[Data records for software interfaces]
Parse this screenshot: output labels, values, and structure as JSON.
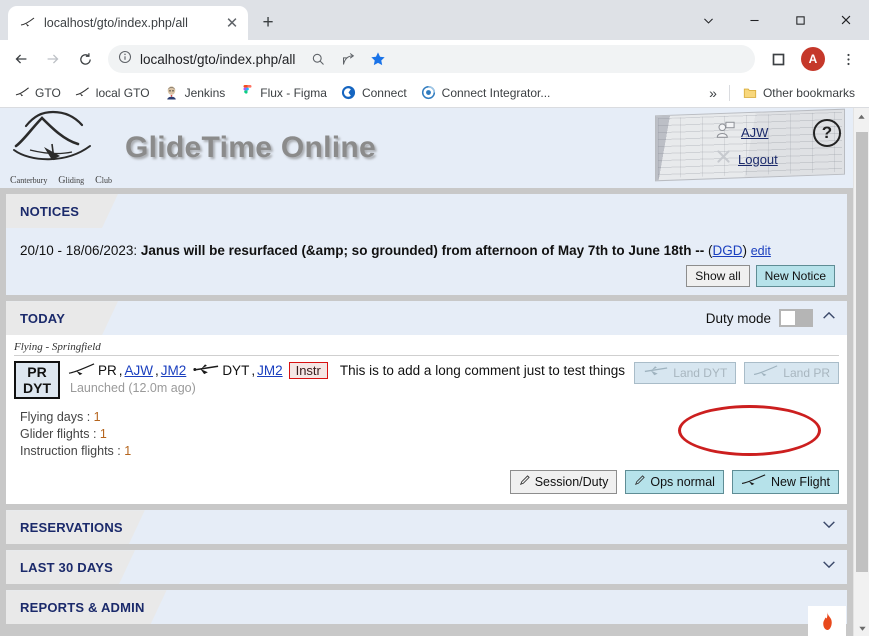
{
  "browser": {
    "tab": {
      "title": "localhost/gto/index.php/all",
      "favicon": "glider-icon",
      "close_label": "✕"
    },
    "new_tab_label": "+",
    "window_controls": {
      "tab_search": "tab-search-icon",
      "minimize": "—",
      "maximize": "□",
      "close": "✕"
    },
    "nav": {
      "back": "back-arrow-icon",
      "forward": "forward-arrow-icon",
      "reload": "reload-icon"
    },
    "omnibox": {
      "info_icon": "site-info-icon",
      "url": "localhost/gto/index.php/all"
    },
    "toolbar_icons": [
      "zoom-search-icon",
      "share-icon",
      "bookmark-star-icon",
      "extensions-icon"
    ],
    "profile_initial": "A",
    "menu_icon": "three-dot-menu-icon",
    "bookmarks": [
      {
        "label": "GTO",
        "icon": "glider-icon"
      },
      {
        "label": "local GTO",
        "icon": "glider-icon"
      },
      {
        "label": "Jenkins",
        "icon": "jenkins-butler-icon"
      },
      {
        "label": "Flux - Figma",
        "icon": "figma-icon"
      },
      {
        "label": "Connect",
        "icon": "connect-icon"
      },
      {
        "label": "Connect Integrator...",
        "icon": "connect-integrator-icon"
      }
    ],
    "bookmarks_overflow": "»",
    "other_bookmarks": {
      "label": "Other bookmarks",
      "icon": "folder-icon"
    }
  },
  "site": {
    "title": "GlideTime Online",
    "logo_caption": {
      "c1": "C",
      "w1": "anterbury",
      "c2": "G",
      "w2": "liding",
      "c3": "C",
      "w3": "lub"
    },
    "user": {
      "name": "AJW",
      "logout": "Logout"
    },
    "help_label": "?"
  },
  "notices": {
    "tab_label": "NOTICES",
    "item": {
      "date": "20/10 - 18/06/2023:",
      "text": "Janus will be resurfaced (&amp; so grounded) from afternoon of May 7th to June 18th --",
      "author_open": "(",
      "author": "DGD",
      "author_close": ")",
      "edit": "edit"
    },
    "show_all": "Show all",
    "new_notice": "New Notice"
  },
  "today": {
    "tab_label": "TODAY",
    "duty_mode": {
      "label": "Duty mode",
      "state": "off"
    },
    "session_header": "Flying - Springfield",
    "flight": {
      "reg_line1": "PR",
      "reg_line2": "DYT",
      "glider": {
        "icon": "glider-icon",
        "reg": "PR",
        "pilot1": "AJW",
        "pilot2": "JM2"
      },
      "tug": {
        "icon": "tug-plane-icon",
        "reg": "DYT",
        "pilot": "JM2"
      },
      "badge": "Instr",
      "comment": "This is to add a long comment just to test things",
      "status": "Launched (12.0m ago)",
      "land_tug": "Land DYT",
      "land_glider": "Land PR"
    },
    "stats": [
      {
        "label": "Flying days :",
        "value": "1"
      },
      {
        "label": "Glider flights :",
        "value": "1"
      },
      {
        "label": "Instruction flights :",
        "value": "1"
      }
    ],
    "actions": {
      "session_duty": "Session/Duty",
      "ops_normal": "Ops normal",
      "new_flight": "New Flight"
    }
  },
  "sections": [
    {
      "label": "RESERVATIONS",
      "state": "collapsed"
    },
    {
      "label": "LAST 30 DAYS",
      "state": "collapsed"
    },
    {
      "label": "REPORTS & ADMIN",
      "state": "collapsed"
    }
  ],
  "flame_badge": "flame-icon",
  "colors": {
    "accent_blue": "#1b2a6b",
    "link_blue": "#1a3fbf",
    "panel_bg": "#e6edf7",
    "cyan_button": "#b6e2ea",
    "annotation_red": "#cc1f1f",
    "stat_number": "#b5651d"
  }
}
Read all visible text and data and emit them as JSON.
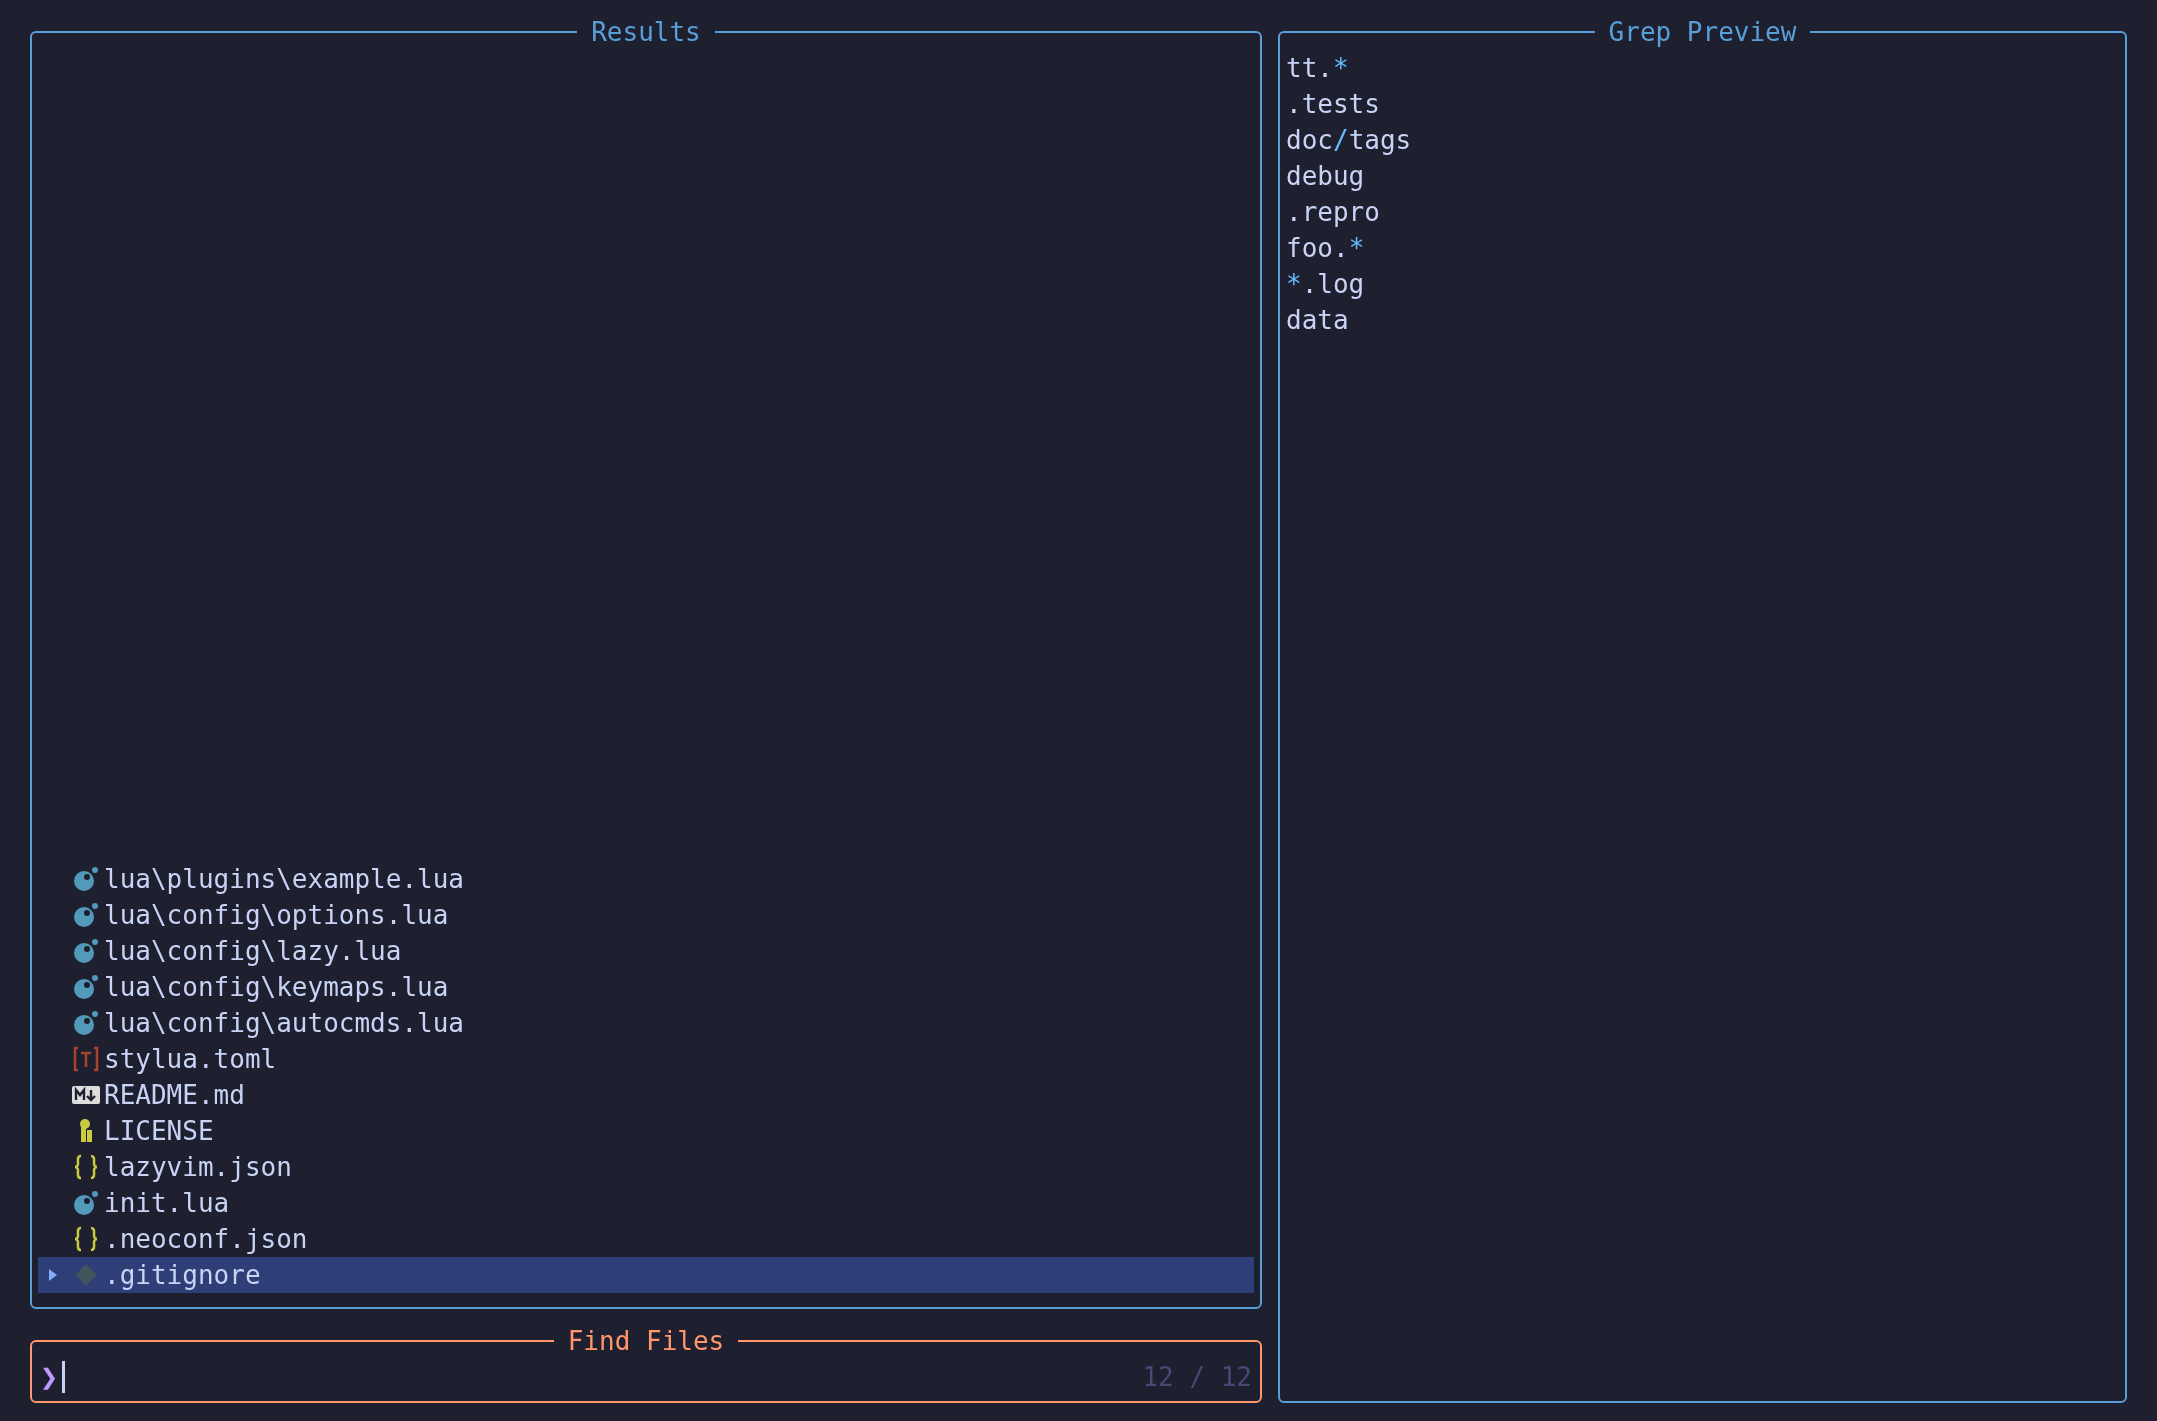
{
  "results": {
    "title": "Results",
    "files": [
      {
        "name": "lua\\plugins\\example.lua",
        "kind": "lua",
        "selected": false
      },
      {
        "name": "lua\\config\\options.lua",
        "kind": "lua",
        "selected": false
      },
      {
        "name": "lua\\config\\lazy.lua",
        "kind": "lua",
        "selected": false
      },
      {
        "name": "lua\\config\\keymaps.lua",
        "kind": "lua",
        "selected": false
      },
      {
        "name": "lua\\config\\autocmds.lua",
        "kind": "lua",
        "selected": false
      },
      {
        "name": "stylua.toml",
        "kind": "toml",
        "selected": false
      },
      {
        "name": "README.md",
        "kind": "markdown",
        "selected": false
      },
      {
        "name": "LICENSE",
        "kind": "license",
        "selected": false
      },
      {
        "name": "lazyvim.json",
        "kind": "json",
        "selected": false
      },
      {
        "name": "init.lua",
        "kind": "lua",
        "selected": false
      },
      {
        "name": ".neoconf.json",
        "kind": "json",
        "selected": false
      },
      {
        "name": ".gitignore",
        "kind": "git",
        "selected": true
      }
    ]
  },
  "prompt": {
    "title": "Find Files",
    "prompt_symbol": "❯",
    "count": "12 / 12"
  },
  "preview": {
    "title": "Grep Preview",
    "lines": [
      [
        {
          "text": "tt.",
          "kind": "plain"
        },
        {
          "text": "*",
          "kind": "special"
        }
      ],
      [
        {
          "text": ".tests",
          "kind": "plain"
        }
      ],
      [
        {
          "text": "doc",
          "kind": "plain"
        },
        {
          "text": "/",
          "kind": "special"
        },
        {
          "text": "tags",
          "kind": "plain"
        }
      ],
      [
        {
          "text": "debug",
          "kind": "plain"
        }
      ],
      [
        {
          "text": ".repro",
          "kind": "plain"
        }
      ],
      [
        {
          "text": "foo.",
          "kind": "plain"
        },
        {
          "text": "*",
          "kind": "special"
        }
      ],
      [
        {
          "text": "*",
          "kind": "special"
        },
        {
          "text": ".log",
          "kind": "plain"
        }
      ],
      [
        {
          "text": "data",
          "kind": "plain"
        }
      ]
    ]
  }
}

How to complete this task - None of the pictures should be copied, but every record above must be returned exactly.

Response to this exercise -
Parse this screenshot: output labels, values, and structure as JSON.
{
  "browser": {
    "tab": {
      "title": "localhost/gto/index.php/all",
      "favicon": "glider-icon",
      "close_label": "✕"
    },
    "new_tab_label": "+",
    "window_controls": {
      "tab_search": "tab-search-icon",
      "minimize": "—",
      "maximize": "□",
      "close": "✕"
    },
    "nav": {
      "back": "back-arrow-icon",
      "forward": "forward-arrow-icon",
      "reload": "reload-icon"
    },
    "omnibox": {
      "info_icon": "site-info-icon",
      "url": "localhost/gto/index.php/all"
    },
    "toolbar_icons": [
      "zoom-search-icon",
      "share-icon",
      "bookmark-star-icon",
      "extensions-icon"
    ],
    "profile_initial": "A",
    "menu_icon": "three-dot-menu-icon",
    "bookmarks": [
      {
        "label": "GTO",
        "icon": "glider-icon"
      },
      {
        "label": "local GTO",
        "icon": "glider-icon"
      },
      {
        "label": "Jenkins",
        "icon": "jenkins-butler-icon"
      },
      {
        "label": "Flux - Figma",
        "icon": "figma-icon"
      },
      {
        "label": "Connect",
        "icon": "connect-icon"
      },
      {
        "label": "Connect Integrator...",
        "icon": "connect-integrator-icon"
      }
    ],
    "bookmarks_overflow": "»",
    "other_bookmarks": {
      "label": "Other bookmarks",
      "icon": "folder-icon"
    }
  },
  "site": {
    "title": "GlideTime Online",
    "logo_caption": {
      "c1": "C",
      "w1": "anterbury",
      "c2": "G",
      "w2": "liding",
      "c3": "C",
      "w3": "lub"
    },
    "user": {
      "name": "AJW",
      "logout": "Logout"
    },
    "help_label": "?"
  },
  "notices": {
    "tab_label": "NOTICES",
    "item": {
      "date": "20/10 - 18/06/2023:",
      "text": "Janus will be resurfaced (&amp; so grounded) from afternoon of May 7th to June 18th --",
      "author_open": "(",
      "author": "DGD",
      "author_close": ")",
      "edit": "edit"
    },
    "show_all": "Show all",
    "new_notice": "New Notice"
  },
  "today": {
    "tab_label": "TODAY",
    "duty_mode": {
      "label": "Duty mode",
      "state": "off"
    },
    "session_header": "Flying - Springfield",
    "flight": {
      "reg_line1": "PR",
      "reg_line2": "DYT",
      "glider": {
        "icon": "glider-icon",
        "reg": "PR",
        "pilot1": "AJW",
        "pilot2": "JM2"
      },
      "tug": {
        "icon": "tug-plane-icon",
        "reg": "DYT",
        "pilot": "JM2"
      },
      "badge": "Instr",
      "comment": "This is to add a long comment just to test things",
      "status": "Launched (12.0m ago)",
      "land_tug": "Land DYT",
      "land_glider": "Land PR"
    },
    "stats": [
      {
        "label": "Flying days :",
        "value": "1"
      },
      {
        "label": "Glider flights :",
        "value": "1"
      },
      {
        "label": "Instruction flights :",
        "value": "1"
      }
    ],
    "actions": {
      "session_duty": "Session/Duty",
      "ops_normal": "Ops normal",
      "new_flight": "New Flight"
    }
  },
  "sections": [
    {
      "label": "RESERVATIONS",
      "state": "collapsed"
    },
    {
      "label": "LAST 30 DAYS",
      "state": "collapsed"
    },
    {
      "label": "REPORTS & ADMIN",
      "state": "collapsed"
    }
  ],
  "flame_badge": "flame-icon",
  "colors": {
    "accent_blue": "#1b2a6b",
    "link_blue": "#1a3fbf",
    "panel_bg": "#e6edf7",
    "cyan_button": "#b6e2ea",
    "annotation_red": "#cc1f1f",
    "stat_number": "#b5651d"
  }
}
Read all visible text and data and emit them as JSON.
{
  "results": {
    "title": "Results",
    "files": [
      {
        "name": "lua\\plugins\\example.lua",
        "kind": "lua",
        "selected": false
      },
      {
        "name": "lua\\config\\options.lua",
        "kind": "lua",
        "selected": false
      },
      {
        "name": "lua\\config\\lazy.lua",
        "kind": "lua",
        "selected": false
      },
      {
        "name": "lua\\config\\keymaps.lua",
        "kind": "lua",
        "selected": false
      },
      {
        "name": "lua\\config\\autocmds.lua",
        "kind": "lua",
        "selected": false
      },
      {
        "name": "stylua.toml",
        "kind": "toml",
        "selected": false
      },
      {
        "name": "README.md",
        "kind": "markdown",
        "selected": false
      },
      {
        "name": "LICENSE",
        "kind": "license",
        "selected": false
      },
      {
        "name": "lazyvim.json",
        "kind": "json",
        "selected": false
      },
      {
        "name": "init.lua",
        "kind": "lua",
        "selected": false
      },
      {
        "name": ".neoconf.json",
        "kind": "json",
        "selected": false
      },
      {
        "name": ".gitignore",
        "kind": "git",
        "selected": true
      }
    ]
  },
  "prompt": {
    "title": "Find Files",
    "prompt_symbol": "❯",
    "count": "12 / 12"
  },
  "preview": {
    "title": "Grep Preview",
    "lines": [
      [
        {
          "text": "tt.",
          "kind": "plain"
        },
        {
          "text": "*",
          "kind": "special"
        }
      ],
      [
        {
          "text": ".tests",
          "kind": "plain"
        }
      ],
      [
        {
          "text": "doc",
          "kind": "plain"
        },
        {
          "text": "/",
          "kind": "special"
        },
        {
          "text": "tags",
          "kind": "plain"
        }
      ],
      [
        {
          "text": "debug",
          "kind": "plain"
        }
      ],
      [
        {
          "text": ".repro",
          "kind": "plain"
        }
      ],
      [
        {
          "text": "foo.",
          "kind": "plain"
        },
        {
          "text": "*",
          "kind": "special"
        }
      ],
      [
        {
          "text": "*",
          "kind": "special"
        },
        {
          "text": ".log",
          "kind": "plain"
        }
      ],
      [
        {
          "text": "data",
          "kind": "plain"
        }
      ]
    ]
  }
}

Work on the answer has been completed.